The catastrophe that changed the world

The+catastrophe+that+changed+the+world

Illustration by Riley Childers

The day that resonates in the minds of those domestic and foreign is the day that many different emotions are brought to mind. The fateful attacks that occurred on Sept. 11, 2001 are remembered by many, but only seen as a day in history for some.

“The people who lived through 9/11, just like the people who lived through WWII, are forever changed by it,” said French teacher Mrs. Jessica Savarese.

Since the incident, society has changed in so many ways. From airport security, stereotypes and undeniable fear, actions of many have been altered in ways for the better and for the worse.  

Before the attack, airports were not considered high-security. According to www.pbs.org, it was not until after the incident that the Aviation and Transportation Security Act was passed. This act consisted of the creation of Transportation Security Administration.

Savarese says that airport security was not serious until after the attacks occurred.

“Before the attacks, I remember being able to walk right up to the gate without a ticket at Indianapolis airport. There was basically no security. That does seem surreal to think of now. We were sitting ducks,” Savarese said.

Because of the creation of the TSA, machinery scans to detect dangerous items and new security procedures are implemented, such as the removal of shoes. With these security precautions comes even more skepticism among certain types of people.

Mark Howell, a TSA regional spokesperson, explains some of the differences from before 9/11.

“The security kind of fell to a couple different agencies before 9/11,” Howell said. “FAA (Federal Aviation Administration) had a part of it. Local law enforcement had some of it. A bunch of different people worked on it.”

With a change of levels in security came another adjustment in society.

Discrimination against Muslims ignited once it was know that the militants who committed the terrorist crime were a part of the Islamic extremist group, al-Qaeda.

Savarese says that stereotypical views against certain culture were prevalent after the incident.

“One of the more unfortunate changes has been in racial profiling,” Savarese said.

After the attacks, the misconception that all Muslims wish terror upon Americans became a popular belief. According to www.progressive.org, three in 10 Americans believe Muslim Americans favor al-Qaeda.

Some of the differences may not seem very noticeable to the students who attend SHS. When the incident happened, seniors would have been three or four. Some may remember the attack, but as for life before it, that may be more difficult. Living in a post 9/11 culture is all that the students at SHS know.

Sophomore Kelsey Andreis does not feel directly affected by the incident but sympathizes with those who do.

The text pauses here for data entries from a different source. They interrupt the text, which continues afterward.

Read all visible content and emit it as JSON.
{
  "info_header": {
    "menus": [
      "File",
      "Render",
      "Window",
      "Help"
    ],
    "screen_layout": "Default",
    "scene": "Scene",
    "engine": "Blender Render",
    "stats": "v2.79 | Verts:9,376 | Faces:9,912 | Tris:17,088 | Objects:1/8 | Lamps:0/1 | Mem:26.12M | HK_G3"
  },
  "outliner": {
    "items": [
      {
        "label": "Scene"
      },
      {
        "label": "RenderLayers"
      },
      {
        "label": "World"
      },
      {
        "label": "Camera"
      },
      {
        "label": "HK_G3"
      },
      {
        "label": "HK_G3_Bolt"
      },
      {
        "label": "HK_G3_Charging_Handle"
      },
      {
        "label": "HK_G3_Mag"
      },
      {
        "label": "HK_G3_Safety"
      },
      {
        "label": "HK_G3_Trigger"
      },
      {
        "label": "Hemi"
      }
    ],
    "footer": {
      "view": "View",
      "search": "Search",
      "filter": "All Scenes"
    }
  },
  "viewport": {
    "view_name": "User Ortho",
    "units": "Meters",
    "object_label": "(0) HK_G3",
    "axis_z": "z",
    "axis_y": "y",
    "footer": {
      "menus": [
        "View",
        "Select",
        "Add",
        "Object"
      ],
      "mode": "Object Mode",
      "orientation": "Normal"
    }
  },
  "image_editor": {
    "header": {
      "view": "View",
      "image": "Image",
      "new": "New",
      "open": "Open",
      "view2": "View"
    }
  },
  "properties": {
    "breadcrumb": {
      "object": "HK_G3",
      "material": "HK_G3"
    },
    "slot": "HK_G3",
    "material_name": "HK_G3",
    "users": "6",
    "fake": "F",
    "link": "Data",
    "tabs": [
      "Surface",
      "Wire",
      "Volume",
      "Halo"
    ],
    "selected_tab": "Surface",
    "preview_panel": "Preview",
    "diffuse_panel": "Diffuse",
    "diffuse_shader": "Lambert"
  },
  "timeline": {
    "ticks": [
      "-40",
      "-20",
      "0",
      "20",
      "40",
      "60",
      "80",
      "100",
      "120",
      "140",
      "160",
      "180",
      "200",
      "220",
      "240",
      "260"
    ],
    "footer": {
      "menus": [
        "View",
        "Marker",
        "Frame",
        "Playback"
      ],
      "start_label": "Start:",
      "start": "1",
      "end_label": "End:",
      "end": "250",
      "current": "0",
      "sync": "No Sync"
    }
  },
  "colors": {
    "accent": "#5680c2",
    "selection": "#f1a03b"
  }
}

“I don’t think it’s affected me personally, just because I was so young but I know that (for) a lot of the teachers and everything it definitely hits them hard,” Andreis said.

Globally people are aware that terrorism exists, but according to www.cnn.com, since the attack happened 14 years ago leniency has begun to wear off and that the threat is prevalent and should not be forgotten.

Savarese was in France when the incident occurred and says that France sympathized with America on that day.

“The French also felt the attack very deeply.  They mourned with us.  A front page editorial in Le Monde, published just after the attack, proclaimed, ‘Nous sommes tous Americains (We are all Americans),’” Savarese said.

Not only was there a unification with foreign countries but math teacher Ms. Patricia Blake believes there was a unification amongst the people in the U.S.

“When I would be out with my friends, we often would go outside and link arms and sing the Alan Jackson song “God Bless the USA,’” Blake said. “At the American Legion, we always end the evening by everyone standing in a circle and singing it. Later, the Alan Jackson ‘Where Were You’ became important. There was a lot of patriotism and feelings expressed.”

Through unification comes precaution and some of the teachers that were full-grown adults at the time feel differently about changes made than others.

“Life is totally different-some of it for the good and some not. Trust has never been the same, and that is a good thing in a way,” Blake said.

Savarese feels differently and says she feels hatred toward the fact that she loses trust on subways and in airports.

The view on how 9/11 changed society varies from person to person. However, some of the veteran teachers at SHS do not believe that looking back in the past to see what could have been done differently matters. Where as some of the younger teacher feel the government and officials could have gone about things differently.

“I don’t think hindsight helps,” Blake said. “Everyone was so much in shock-things had to be done.”

Although some people wish they did not have trust issues since the incident, Walt Colbert, a retired colonel in the U.S. Military, believes it is right to not let our guard down as a nation. While security and awareness has increased, the initial shock and vigilance has decreased.

“The one thing that concerns me though, is are we getting complacent again as time continues to move farther from 9/11?” Colbert said.